Indicative of that: Democratic-leaning polling shop Public Policy Polling has yet to test the former president’s Peach State numbers despite including Sam Nunn in its first survey following Michelle Nunn’s Senate announcement.
Those factors serve to further undermine a midterm campaign in a state that’s not sent a Democrat to the Governor’s Mansion since 1998, when Roy Barnes netted 53 percent of the vote.
The three gubernatorial contests since have seen the party break 45 percent just once, and that was over a decade ago when Sonny Perdue dashed Barnes’s re-election hopes.
The latter’s 2010 comeback effort was rejected by a 10 point margin, meaning it’d take a remarkable turnaround to make that up in just four years’ time, regardless of how much money the Left pours into the effort.
While Carter likely poses a more formidable threat than the ever-polarizing Barnes, the odds of an upset remain unlikely. Georgia’s demographic shifts likely mean purple shades are coming, but it’d take some serious lightening in a bottle for the Carter-Nunn slate to bring it about next November.

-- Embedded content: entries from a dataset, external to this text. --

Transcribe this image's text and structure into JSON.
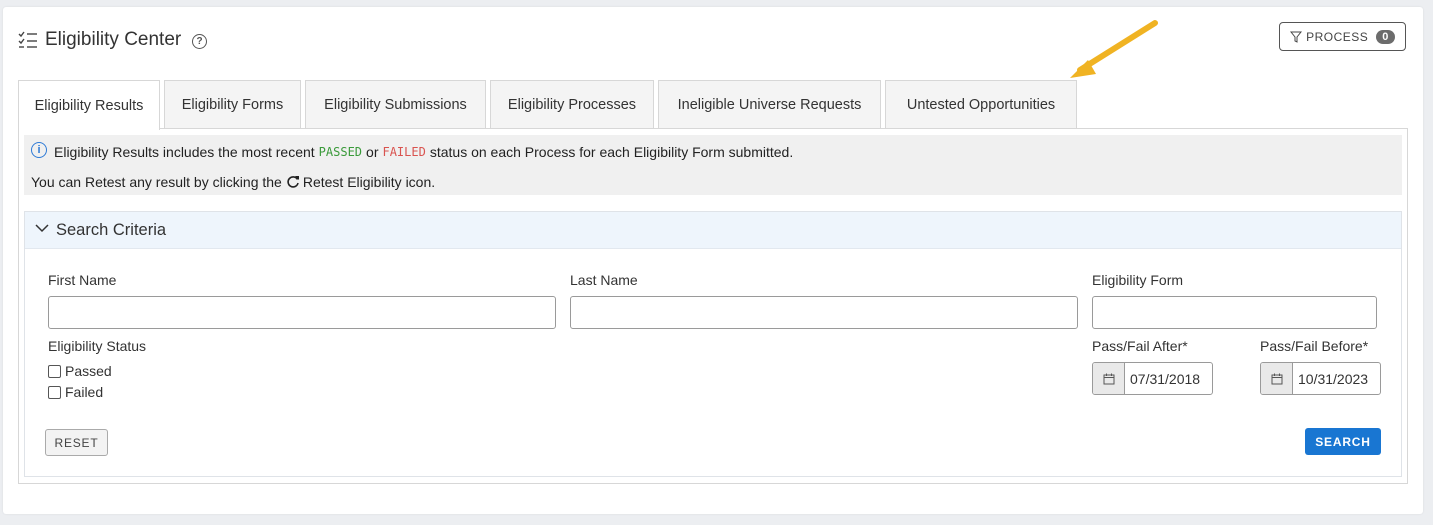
{
  "header": {
    "title": "Eligibility Center",
    "help_icon": "question-circle-icon",
    "list_icon": "checklist-icon",
    "process_button": {
      "label": "PROCESS",
      "count": "0",
      "icon": "filter-icon"
    }
  },
  "annotation": {
    "arrow_color": "#f0b323"
  },
  "tabs": [
    {
      "label": "Eligibility Results",
      "active": true
    },
    {
      "label": "Eligibility Forms",
      "active": false
    },
    {
      "label": "Eligibility Submissions",
      "active": false
    },
    {
      "label": "Eligibility Processes",
      "active": false
    },
    {
      "label": "Ineligible Universe Requests",
      "active": false
    },
    {
      "label": "Untested Opportunities",
      "active": false
    }
  ],
  "info": {
    "line1_pre": "Eligibility Results includes the most recent",
    "passed": "PASSED",
    "or": "or",
    "failed": "FAILED",
    "line1_post": "status on each Process for each Eligibility Form submitted.",
    "line2_pre": "You can Retest any result by clicking the",
    "line2_post": "Retest Eligibility icon."
  },
  "search_criteria": {
    "title": "Search Criteria",
    "first_name_label": "First Name",
    "first_name_value": "",
    "last_name_label": "Last Name",
    "last_name_value": "",
    "eligibility_form_label": "Eligibility Form",
    "eligibility_form_value": "",
    "status_label": "Eligibility Status",
    "status_options": [
      "Passed",
      "Failed"
    ],
    "after_label": "Pass/Fail After*",
    "after_value": "07/31/2018",
    "before_label": "Pass/Fail Before*",
    "before_value": "10/31/2023",
    "reset_label": "RESET",
    "search_label": "SEARCH"
  },
  "colors": {
    "primary": "#1976d2",
    "passed": "#3a9a3a",
    "failed": "#d9534f",
    "info": "#2f7bd6"
  }
}
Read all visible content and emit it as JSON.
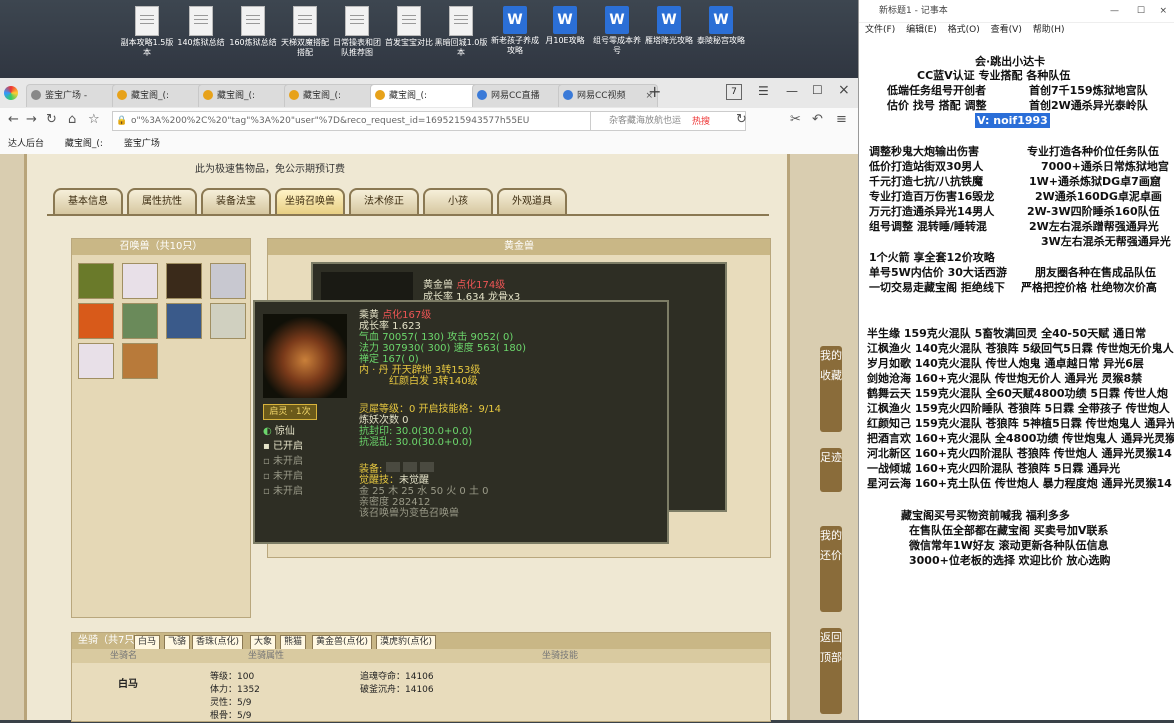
{
  "desktop": {
    "icons": [
      {
        "label": "副本攻略1.5版本",
        "type": "file"
      },
      {
        "label": "140炼狱总结",
        "type": "file"
      },
      {
        "label": "160炼狱总结",
        "type": "file"
      },
      {
        "label": "天梯双魔搭配搭配",
        "type": "file"
      },
      {
        "label": "日常操表和团队推荐图",
        "type": "file"
      },
      {
        "label": "首发宝宝对比",
        "type": "file"
      },
      {
        "label": "黑暗回城1.0版本",
        "type": "file"
      },
      {
        "label": "新老孩子养成攻略",
        "type": "word"
      },
      {
        "label": "月10E攻略",
        "type": "word"
      },
      {
        "label": "组号零成本养号",
        "type": "word"
      },
      {
        "label": "雁塔降光攻略",
        "type": "word"
      },
      {
        "label": "泰陵秘宫攻略",
        "type": "word"
      }
    ]
  },
  "browser": {
    "tabs": [
      {
        "label": "鉴宝广场 -",
        "active": false
      },
      {
        "label": "藏宝阁_(:",
        "active": false
      },
      {
        "label": "藏宝阁_(:",
        "active": false
      },
      {
        "label": "藏宝阁_(:",
        "active": false
      },
      {
        "label": "藏宝阁_(:",
        "active": true
      },
      {
        "label": "网易CC直播",
        "active": false
      },
      {
        "label": "网易CC视频",
        "active": false
      }
    ],
    "tab_count": "7",
    "url": "o\"%3A%200%2C%20\"tag\"%3A%20\"user\"%7D&reco_request_id=1695215943577h55EU",
    "search_placeholder": "杂客藏海放航也运",
    "hot_label": "热搜",
    "bookmarks": [
      "达人后台",
      "藏宝阁_(:",
      "鉴宝广场"
    ]
  },
  "game": {
    "notice": "此为极速售物品，免公示期预订费",
    "tabs": [
      "基本信息",
      "属性抗性",
      "装备法宝",
      "坐骑召唤兽",
      "法术修正",
      "小孩",
      "外观道具"
    ],
    "active_tab": "坐骑召唤兽",
    "pet_list_title": "召唤兽（共10只）",
    "golden_title": "黄金兽",
    "panel_back": {
      "name": "黄金兽",
      "point": "点化174级",
      "growth": "成长率 1.634 龙骨x3"
    },
    "panel_front": {
      "name": "乘黄",
      "point": "点化167级",
      "growth": "成长率 1.623",
      "hp_label": "气血",
      "hp": "70057",
      "hp_add": "( 130)",
      "atk_label": "攻击",
      "atk": "9052",
      "atk_add": "( 0)",
      "mp_label": "法力",
      "mp": "307930",
      "mp_add": "( 300)",
      "spd_label": "速度",
      "spd": "563",
      "spd_add": "( 180)",
      "zen_label": "禅定",
      "zen": "167",
      "zen_add": "( 0)",
      "inner": "内 · 丹 开天辟地 3转153级",
      "inner2": "红颜白发 3转140级",
      "awaken_label": "启灵 · 1次",
      "skills": [
        "惊仙",
        "已开启",
        "未开启",
        "未开启",
        "未开启"
      ],
      "spirit_label": "灵犀等级：",
      "spirit_val": "0 开启技能格：",
      "spirit_slots": "9/14",
      "lianyao": "炼妖次数 0",
      "seal": "抗封印: 30.0(30.0+0.0)",
      "chaos": "抗混乱: 30.0(30.0+0.0)",
      "equip_label": "装备:",
      "awake": "觉醒技：",
      "awake_val": "未觉醒",
      "elements": "金 25 木 25 水 50 火 0 土 0",
      "intimacy": "亲密度 282412",
      "note": "该召唤兽为变色召唤兽"
    },
    "mount": {
      "title": "坐骑（共7只）",
      "tabs": [
        "白马",
        "飞骆",
        "香珠(点化)",
        "大象",
        "熊猫",
        "黄金兽(点化)",
        "漠虎豹(点化)"
      ],
      "col_headers": [
        "坐骑名",
        "坐骑属性",
        "坐骑技能"
      ],
      "name": "白马",
      "stats": [
        "等级：100",
        "体力：1352",
        "灵性：5/9",
        "根骨：5/9"
      ],
      "skills": [
        "追魂夺命：14106",
        "破釜沉舟：14106"
      ]
    },
    "side_buttons": [
      "我的收藏",
      "足迹",
      "我的还价",
      "返回顶部"
    ]
  },
  "notepad": {
    "title": "新标题1 - 记事本",
    "menu": [
      "文件(F)",
      "编辑(E)",
      "格式(O)",
      "查看(V)",
      "帮助(H)"
    ],
    "lines": [
      "会·跳出小达卡",
      "CC蓝V认证 专业搭配 各种队伍",
      "低端任务组号开创者",
      "首创7千159炼狱地宫队",
      "估价 找号 搭配 调整",
      "首创2W通杀异光泰岭队",
      "V: noif1993",
      "调整秒鬼大炮输出伤害",
      "专业打造各种价位任务队伍",
      "低价打造站街双30男人",
      "7000+通杀日常炼狱地宫",
      "千元打造七抗/八抗铁魔",
      "1W+通杀炼狱DG卓7画窟",
      "专业打造百万伤害16毁龙",
      "2W通杀160DG卓泥卓画",
      "万元打造通杀异光14男人",
      "2W-3W四阶睡杀160队伍",
      "组号调整 混转睡/睡转混",
      "2W左右混杀蹭帮强通异光",
      "3W左右混杀无帮强通异光",
      "1个火箭 享全套12价攻略",
      "单号5W内估价 30大话西游",
      "朋友圈各种在售成品队伍",
      "一切交易走藏宝阁 拒绝线下",
      "严格把控价格 杜绝物次价高",
      "半生缘   159克火混队 5畜牧满回灵 全40-50天赋 通日常",
      "江枫渔火 140克火混队 苍狼阵 5级回气5日霖 传世炮无价鬼人",
      "岁月如歌 140克火混队 传世人炮鬼 通卓越日常 异光6层",
      "剑她沧海 160+克火混队 传世炮无价人 通异光 灵猴8禁",
      "鹤舞云天 159克火混队 全60天赋4800功绩 5日霖 传世人炮",
      "江枫渔火 159克火四阶睡队 苍狼阵 5日霖 全带孩子 传世炮人",
      "红颜知己 159克火混队 苍狼阵 5神植5日霖 传世炮鬼人 通异光",
      "把酒言欢 160+克火混队 全4800功绩 传世炮鬼人 通异光灵猴",
      "河北新区 160+克火四阶混队 苍狼阵 传世炮人 通异光灵猴14",
      "一战倾城 160+克火四阶混队 苍狼阵 5日霖 通异光",
      "星河云海 160+克土队伍 传世炮人 暴力程度炮 通异光灵猴14",
      "藏宝阁买号买物资前喊我 福利多多",
      "在售队伍全部都在藏宝阁 买卖号加V联系",
      "微信常年1W好友 滚动更新各种队伍信息",
      "3000+位老板的选择 欢迎比价 放心选购"
    ]
  }
}
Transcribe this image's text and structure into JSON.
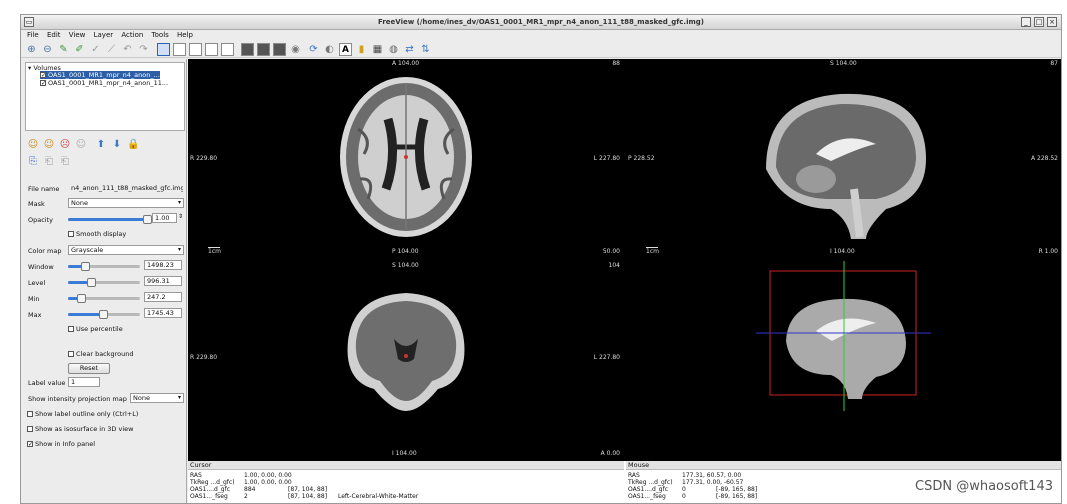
{
  "window": {
    "title": "FreeView (/home/ines_dv/OAS1_0001_MR1_mpr_n4_anon_111_t88_masked_gfc.img)",
    "controls": [
      "_",
      "□",
      "×"
    ]
  },
  "menu": [
    "File",
    "Edit",
    "View",
    "Layer",
    "Action",
    "Tools",
    "Help"
  ],
  "layers": {
    "group_label": "Volumes",
    "items": [
      {
        "label": "OAS1_0001_MR1_mpr_n4_anon_...",
        "checked": true,
        "selected": true
      },
      {
        "label": "OAS1_0001_MR1_mpr_n4_anon_11...",
        "checked": true,
        "selected": false
      }
    ]
  },
  "props": {
    "file_name_label": "File name",
    "file_name_value": "n4_anon_111_t88_masked_gfc.img",
    "mask_label": "Mask",
    "mask_value": "None",
    "opacity_label": "Opacity",
    "opacity_value": "1.00",
    "opacity_level": 1.0,
    "smooth_display": "Smooth display",
    "color_map_label": "Color map",
    "color_map_value": "Grayscale",
    "window_label": "Window",
    "window_value": "1498.23",
    "window_level": 0.25,
    "level_label": "Level",
    "level_value": "996.31",
    "level_level": 0.33,
    "min_label": "Min",
    "min_value": "247.2",
    "min_level": 0.2,
    "max_label": "Max",
    "max_value": "1745.43",
    "max_level": 0.5,
    "use_percentile": "Use percentile",
    "clear_background": "Clear background",
    "reset_button": "Reset",
    "label_value_label": "Label value",
    "label_value": "1",
    "projection_label": "Show intensity projection map",
    "projection_value": "None",
    "show_outline": "Show label outline only (Ctrl+L)",
    "show_isosurface": "Show as isosurface in 3D view",
    "show_info": "Show in Info panel"
  },
  "views": {
    "axial": {
      "top": "A 104.00",
      "left": "R 229.80",
      "right": "L 227.80",
      "bottom": "P 104.00",
      "top_right": "88",
      "bottom_right": "50.00",
      "scale": "1cm"
    },
    "sagittal": {
      "top": "S 104.00",
      "left": "P 228.52",
      "right": "A 228.52",
      "bottom": "I 104.00",
      "top_right": "87",
      "bottom_right": "R 1.00",
      "scale": "1cm"
    },
    "coronal": {
      "top": "S 104.00",
      "left": "R 229.80",
      "right": "L 227.80",
      "bottom": "I 104.00",
      "top_right": "104",
      "bottom_right": "A 0.00"
    }
  },
  "info": {
    "cursor_header": "Cursor",
    "mouse_header": "Mouse",
    "cursor_rows": [
      {
        "name": "RAS",
        "v1": "1.00, 0.00, 0.00",
        "v2": "",
        "v3": ""
      },
      {
        "name": "TkReg ...d_gfc)",
        "v1": "1.00, 0.00, 0.00",
        "v2": "",
        "v3": ""
      },
      {
        "name": "OAS1....d_gfc",
        "v1": "884",
        "v2": "[87, 104, 88]",
        "v3": ""
      },
      {
        "name": "OAS1..._fseg",
        "v1": "2",
        "v2": "[87, 104, 88]",
        "v3": "Left-Cerebral-White-Matter"
      }
    ],
    "mouse_rows": [
      {
        "name": "RAS",
        "v1": "177.31, 60.57, 0.00",
        "v2": ""
      },
      {
        "name": "TkReg ...d_gfc)",
        "v1": "177.31, 0.00, -60.57",
        "v2": ""
      },
      {
        "name": "OAS1....d_gfc",
        "v1": "0",
        "v2": "[-89, 165, 88]"
      },
      {
        "name": "OAS1..._fseg",
        "v1": "0",
        "v2": "[-89, 165, 88]"
      }
    ]
  },
  "watermark": "CSDN @whaosoft143"
}
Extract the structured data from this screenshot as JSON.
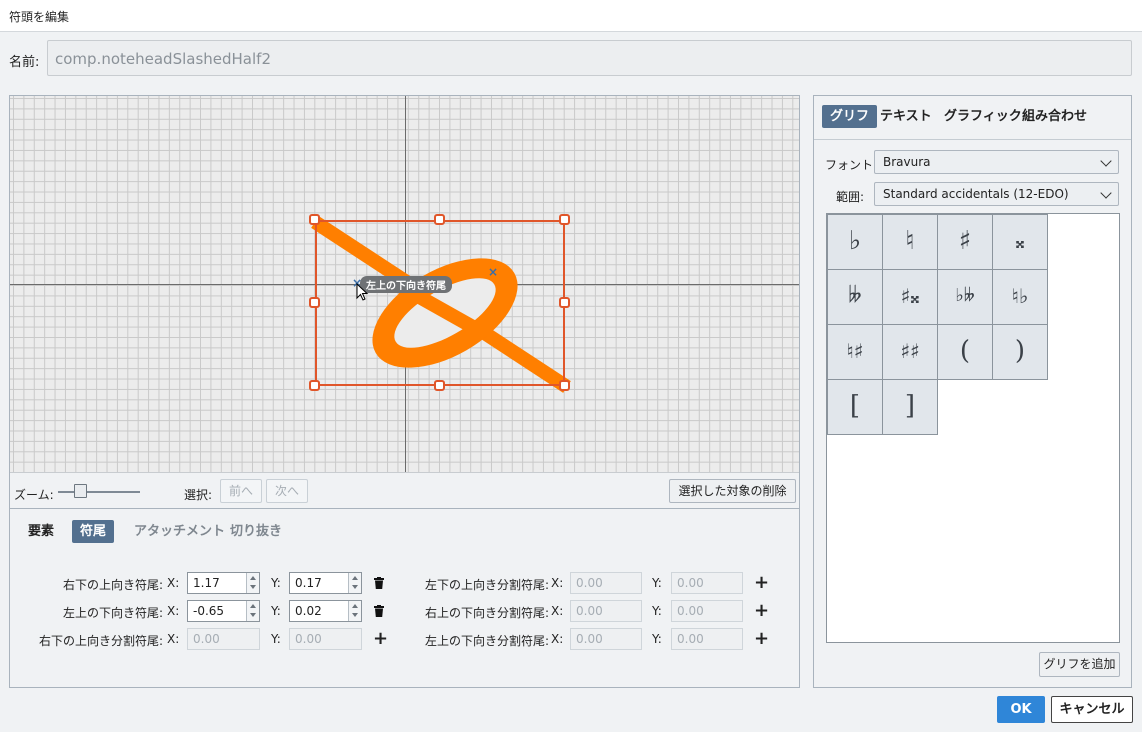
{
  "window": {
    "title": "符頭を編集"
  },
  "name": {
    "label": "名前:",
    "value": "comp.noteheadSlashedHalf2"
  },
  "canvas": {
    "tooltip": "左上の下向き符尾"
  },
  "zoom": {
    "label": "ズーム:",
    "level": 0.3
  },
  "selection": {
    "label": "選択:",
    "prev": "前へ",
    "next": "次へ",
    "delete": "選択した対象の削除"
  },
  "lower_tabs": [
    {
      "label": "要素",
      "state": "normal"
    },
    {
      "label": "符尾",
      "state": "active"
    },
    {
      "label": "アタッチメント",
      "state": "dim"
    },
    {
      "label": "切り抜き",
      "state": "dim"
    }
  ],
  "stems": {
    "left": [
      {
        "label": "右下の上向き符尾:",
        "x": "1.17",
        "y": "0.17",
        "action": "trash-icon"
      },
      {
        "label": "左上の下向き符尾:",
        "x": "-0.65",
        "y": "0.02",
        "action": "trash-icon"
      },
      {
        "label": "右下の上向き分割符尾:",
        "x": "0.00",
        "y": "0.00",
        "action": "plus-icon"
      }
    ],
    "right": [
      {
        "label": "左下の上向き分割符尾:",
        "x": "0.00",
        "y": "0.00",
        "action": "plus-icon"
      },
      {
        "label": "右上の下向き分割符尾:",
        "x": "0.00",
        "y": "0.00",
        "action": "plus-icon"
      },
      {
        "label": "左上の下向き分割符尾:",
        "x": "0.00",
        "y": "0.00",
        "action": "plus-icon"
      }
    ],
    "x_label": "X:",
    "y_label": "Y:"
  },
  "right_tabs": [
    "グリフ",
    "テキスト",
    "グラフィック",
    "組み合わせ"
  ],
  "font": {
    "label": "フォント:",
    "value": "Bravura"
  },
  "range": {
    "label": "範囲:",
    "value": "Standard accidentals (12-EDO)"
  },
  "glyphs": [
    "♭",
    "♮",
    "♯",
    "𝄪",
    "𝄫",
    "♯𝄪",
    "♭𝄫",
    "♮♭",
    "♮♯",
    "♯♯",
    "(",
    ")",
    "[",
    "]"
  ],
  "add_glyph": "グリフを追加",
  "footer": {
    "ok": "OK",
    "cancel": "キャンセル"
  },
  "colors": {
    "accent": "#53708f",
    "selection": "#e0562a",
    "glyph": "#ff7f00",
    "ok": "#2f86d8"
  }
}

All of which leaves Jason Carter a man arriving early for a would-be party, not Georgia’s next governor.